Abdias do Nascimento (March 1914- May 23-24 2011) was a Brazilian writer, painter, politician/civil rights activist, and scholar. He died at the age of 97. It is not certain whether May 23 or May 24.
He was born on March 1914 in Franca, São Paulo Brazil, to Josina, a baker, and Seu Bem-Bem, a shoemaker and musician. He was their second son. Abdias's grandparents were slaves. He received an accounting degree from the University of Rio de Janeiro in 1929. At the age of 15, he enlisted in the army and move to São Paulo, where he became politically active. While in São Paulo, Abdias got into a brawl in club, for not admitting blacks. He was discharged from the army and served almost two years of prison time for the incidence. While in prison, his love for the theater and acting was developed. Abdias, after a military coup d’état in 1964, was forced into exile by the military government to the United States and later Nigeria. He returned to Brazil in 1983.
Nascimento was also an actor. He acted in the play “Orfeu da Conceição” by Vinicius de Moraes. The film would later be made into the 1959 play "Black Opheus." In 1944 Abdias founded the Black Experimental Theater(Teatro Experimental do Negro or TEN) in Rio de Janeiro, which celebrated Afro-Brazilian culture. The organization trained black actors, at a time when black roles were played by white actors in blackface.
Abdias's activism started young, during his teenage years. In the 1930s, he joined the Brazilian Black Front which fought segregation in city shops.
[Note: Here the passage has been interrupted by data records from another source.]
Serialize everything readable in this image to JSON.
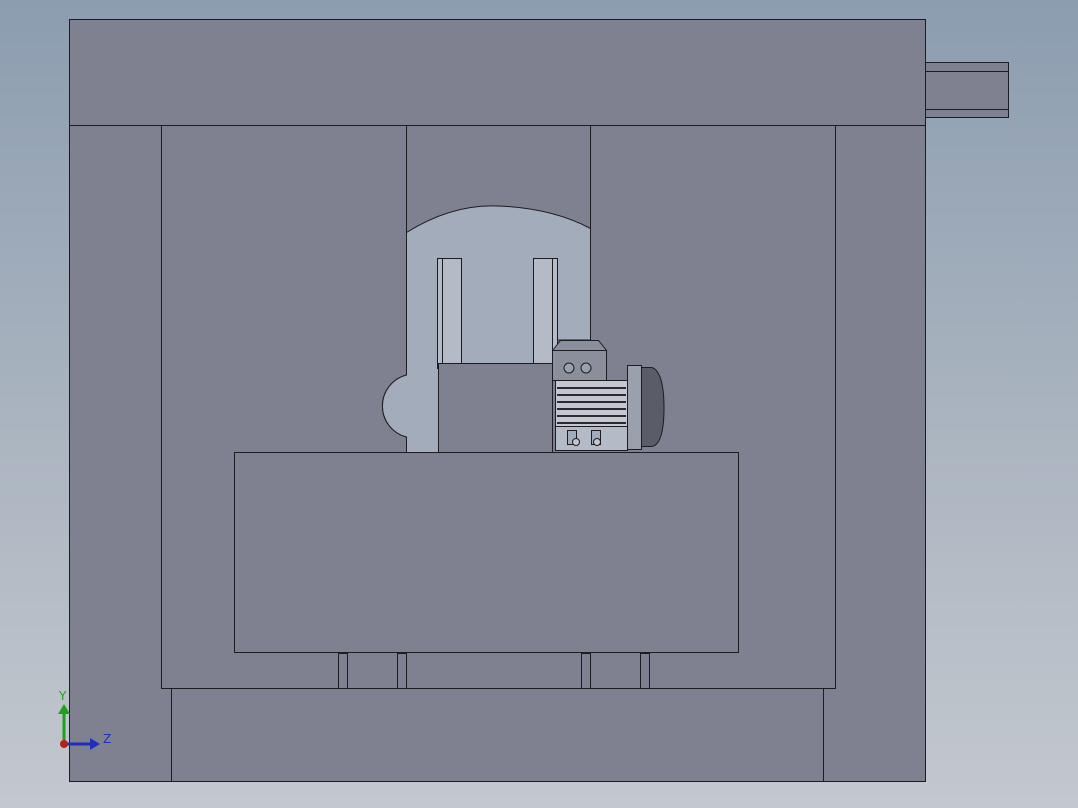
{
  "view": {
    "title": "",
    "background_top": "#8c9db0",
    "background_bottom": "#c3c8ce",
    "body_color": "#7f8191",
    "recess_color": "#a3acbb",
    "edge_color": "#1c1c22"
  },
  "triad": {
    "y_label": "Y",
    "z_label": "Z",
    "y_color": "#1fa01f",
    "z_color": "#1f2fb8",
    "origin_color": "#b81f1f",
    "icon": "coordinate-axes-icon"
  }
}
In 1945, Abdias helped found the Afro-Brazilian Democratic Committee to fight for the release of political prisoners. He later created the Institute for Research and Studies Afro-Brazilian(Ipeafro). In 1950, he help organized the first Congress of Brazilian Blacks, held in Rio de Janeiro. While in exile, during the 1970s, he help organize the Democratic Labor Party of Brazil. Racial discrimination was made part of its platform, from Abdias's influence. In the 1980s, he served in the Federal Chamber of Deputies. Abdias was the only member to declare himself black. He was focus on legislation combating racial problems. His political power was derived from the victories of his Party. Abdias never developed a political base. In Brazil, during the 80s politicians running on a Black platform tended to poll very poorly. In 1994, he was elected to the Senate and served till 1999.
Abdias began to paint while in exile. His work makes use of a wide range of bright colors. Human and natural forms are fused with geometric shapes. His work deals with Afro-Brazilian cultural themes and religious subject matters.
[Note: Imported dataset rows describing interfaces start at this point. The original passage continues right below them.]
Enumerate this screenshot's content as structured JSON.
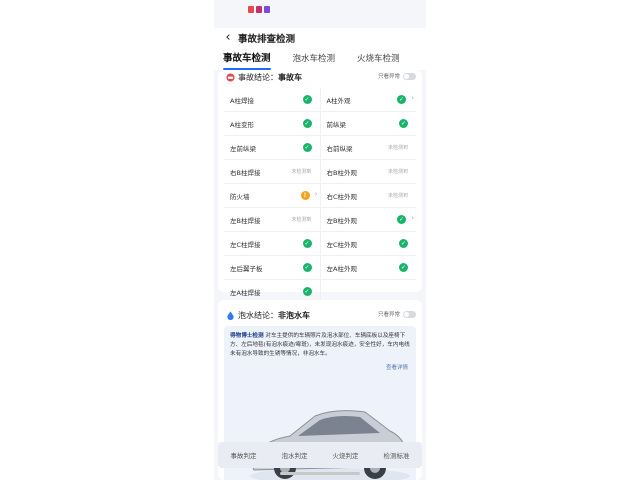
{
  "status_icons": [
    {
      "name": "app-icon-red",
      "color": "#e5484d"
    },
    {
      "name": "app-icon-magenta",
      "color": "#c4306a"
    },
    {
      "name": "app-icon-purple",
      "color": "#7b4ad6"
    }
  ],
  "header": {
    "title": "事故排查检测"
  },
  "tabs": [
    {
      "label": "事故车检测",
      "active": true
    },
    {
      "label": "泡水车检测",
      "active": false
    },
    {
      "label": "火烧车检测",
      "active": false
    }
  ],
  "accident": {
    "label": "事故结论：",
    "value": "事故车",
    "toggle_label": "只看异常",
    "rows": [
      [
        {
          "label": "A柱焊接",
          "status": "ok"
        },
        {
          "label": "A柱外观",
          "status": "ok",
          "chevron": true
        }
      ],
      [
        {
          "label": "A柱变形",
          "status": "ok"
        },
        {
          "label": "前纵梁",
          "status": "ok"
        }
      ],
      [
        {
          "label": "左前纵梁",
          "status": "ok"
        },
        {
          "label": "右前纵梁",
          "note": "未检测到"
        }
      ],
      [
        {
          "label": "右B柱焊接",
          "note": "未检测到"
        },
        {
          "label": "右B柱外观",
          "note": "未检测到"
        }
      ],
      [
        {
          "label": "防火墙",
          "status": "warn",
          "chevron": true
        },
        {
          "label": "右C柱外观",
          "note": "未检测到"
        }
      ],
      [
        {
          "label": "左B柱焊接",
          "note": "未检测到"
        },
        {
          "label": "左B柱外观",
          "status": "ok",
          "chevron": true
        }
      ],
      [
        {
          "label": "左C柱焊接",
          "status": "ok"
        },
        {
          "label": "左C柱外观",
          "status": "ok"
        }
      ],
      [
        {
          "label": "左后翼子板",
          "status": "ok"
        },
        {
          "label": "左A柱外观",
          "status": "ok"
        }
      ],
      [
        {
          "label": "左A柱焊接",
          "status": "ok"
        },
        {
          "label": ""
        }
      ]
    ]
  },
  "flood": {
    "label": "泡水结论：",
    "value": "非泡水车",
    "toggle_label": "只看异常",
    "text_brand": "得物博士检测",
    "text_body": "对车主提供的车辆照片及泡水部位、车辆底板以及座椅下方、左后地毯(有泡水痕迹/霉斑)，未发现泡水痕迹，安全性好，车内电线未有泡水导致的生锈等情况，非泡水车。",
    "detail_link": "查看详情"
  },
  "bottom_bar": [
    "事故判定",
    "泡水判定",
    "火烧判定",
    "检测标准"
  ],
  "colors": {
    "accent": "#1f6bff",
    "ok": "#18b46b",
    "warn": "#f7a21b"
  }
}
Nascimento was visiting professor at Yale School of Drama(1969-1971), University of Buffalo, the State University of New York. He was the chairman and founder of the African Cultures in the New World, Puerto Rican Studies Program in 1971. Abdias was a voice of opposition to the notion of Brazil being a racial democracy. A viewpoint accepted by most of Brazilian society. To Abdias, Brazil was a racist society. A perspective, he espoused and expressed in art and political discourse.
Weber, Bruce. Abdias do Nascimento, Rights Voice, Dies at 97. New York Times, May 30,
Burton, Nsenga. Abdias Nascimento: Brazilian Civil Rights Activist Dies.Theroot.com. May 25, 2011